Things got sorted, and Marcia came out in resplendent costume giving her usual string of hits and high-energy performance. Her biggest hit, (and one of reggae’s biggest) “Electric Slide” was the opportunity to invite dancers on stage to do the infamous dance with her. She invited “those that know the Electric Slide” to come up. After a few females made the trek up to the stage, she announced that she would like to see more males up there (after thanking the sisters up there already). Toussaint made the scene, smiling broadly and executing the moves perfectly. Also several members of the South Shore Girls Pan Ensemble came up to dance as well as Jah Breeze, so it turned into a joyful party.
Closing the show on Saturday was the ultimate reggae jam band, Midnite and they got started just after their namesake, at about 12:20 and did not finish until after 3am, a legendary situation they are often in! Kindly and generously, in the midst a particularly long jam during “Zion Healing Place” lead singer Vaughn Benjamin suggested, “I don’t know what time it is, I only know the penetration of the message,” and it showed. Midnite played some of the classics, “Rasta to the Bone,” “Roll Call” and one of my faves “Kaaba Stone” – the latter a nod perhaps to Vaughn’s birthday which was that Saturday. “I am the original kaaba stone ….” “White Collar Criminal” rang true and “True King Spirit” became a 17.5 minute frequency builder while “Native Story” stilled the jins as it tells a tale from St. Croix, with its refrain, …”situation legendary”.

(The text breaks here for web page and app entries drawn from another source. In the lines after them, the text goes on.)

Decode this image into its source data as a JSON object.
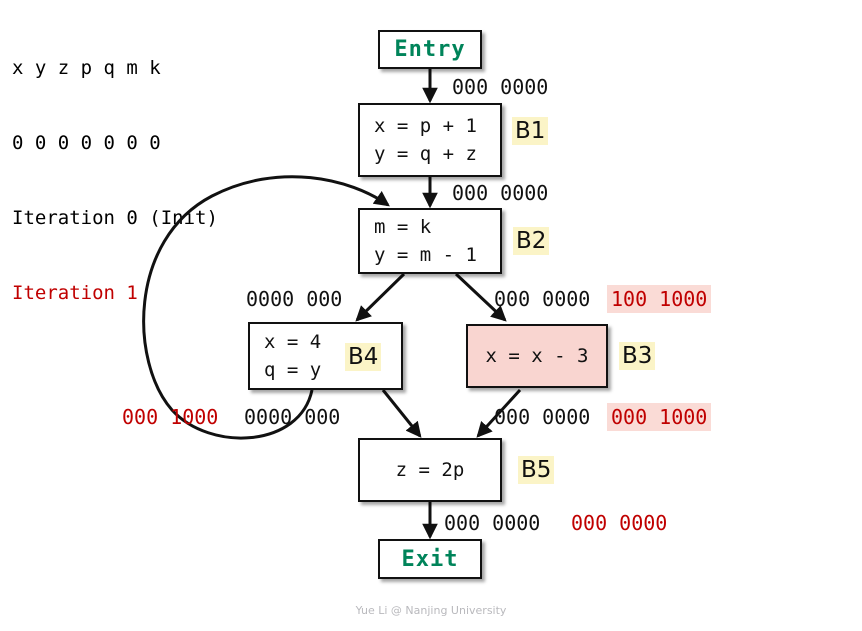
{
  "legend": {
    "variables": "x y z p q m k",
    "values": "0 0 0 0 0 0 0",
    "iteration_init": "Iteration 0 (Init)",
    "iteration_one": "Iteration 1",
    "init_color": "#000000",
    "iter1_color": "#c00000"
  },
  "nodes": {
    "entry": {
      "label": "Entry"
    },
    "exit": {
      "label": "Exit"
    },
    "b1": {
      "id": "B1",
      "stmt1": "x = p + 1",
      "stmt2": "y = q + z"
    },
    "b2": {
      "id": "B2",
      "stmt1": "m = k",
      "stmt2": "y = m - 1"
    },
    "b4": {
      "id": "B4",
      "stmt1": "x = 4",
      "stmt2": "q = y"
    },
    "b3": {
      "id": "B3",
      "stmt1": "x = x - 3"
    },
    "b5": {
      "id": "B5",
      "stmt1": "z = 2p"
    }
  },
  "facts": {
    "entry_to_b1": "000 0000",
    "b1_to_b2": "000 0000",
    "b2_to_b4": "0000 000",
    "b2_to_b3_black": "000 0000",
    "b2_to_b3_red": "100 1000",
    "b4_out_red": "000 1000",
    "b4_out_black": "0000 000",
    "b3_out_black": "000 0000",
    "b3_out_red": "000 1000",
    "b5_out_black": "000 0000",
    "b5_out_red": "000 0000"
  },
  "footer": {
    "credit": "Yue Li @ Nanjing University"
  },
  "colors": {
    "accent_green": "#00845a",
    "red": "#c00000",
    "pink_fill": "#f9d5d0",
    "pink_highlight": "#fadbd6",
    "yellow_highlight": "#fbf4c7",
    "stroke": "#111111"
  }
}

The freestyles that these artist/singers create are like a trance that the players restore and build the center to the finish, as if there is no end, infinite grooves. Brother Ronnie Benjamin peppers his bass playing direction with shouts, more like funky shrieks at the top of crescendos. The organizers of this event have had Midnite many times, so they cherish, uplift, and plan for their lengthy sets, making their sound requirements come off with ease, and reaching the heights of ethereal effects on the lighting, smoke, lasers, completing the sound. And when a song ends, in its own abrupt yet gentle finish, those same shrieks of joy echo from the audience.
I had made plans to travel out of reggae utopia on Sunday, but was able to come to the show in the morning, hearing some of DJ Crown of Brimstone Sound’s supreme conscious mix in the dome that doubled as a day care area with kiddies swinging on the lower dome’s metal bars.
What did I miss? Alika, who had a change of plans and performed with Quinto Sol but with her selector. I also missed Sashamon, Alcyon Massive, Trinidadian children’s performer Asheba in an evening “adult” set, and Clinton Fearon, original Gladiator who now lives in Seattle.
I also missed the movies in the deep woods that included a Sugar Minott Tribute montage, the great Holding on to Jah and more. There is yoga, soccer camp and lots of trees…at this current location. Apparently the organizers are seeking a new location for next year, but as I said, it is utopia and hopes are that they carry the same vibes to the next location for many more NWWRF’s to come.
by Justine Amadori Ketola
Original post found here.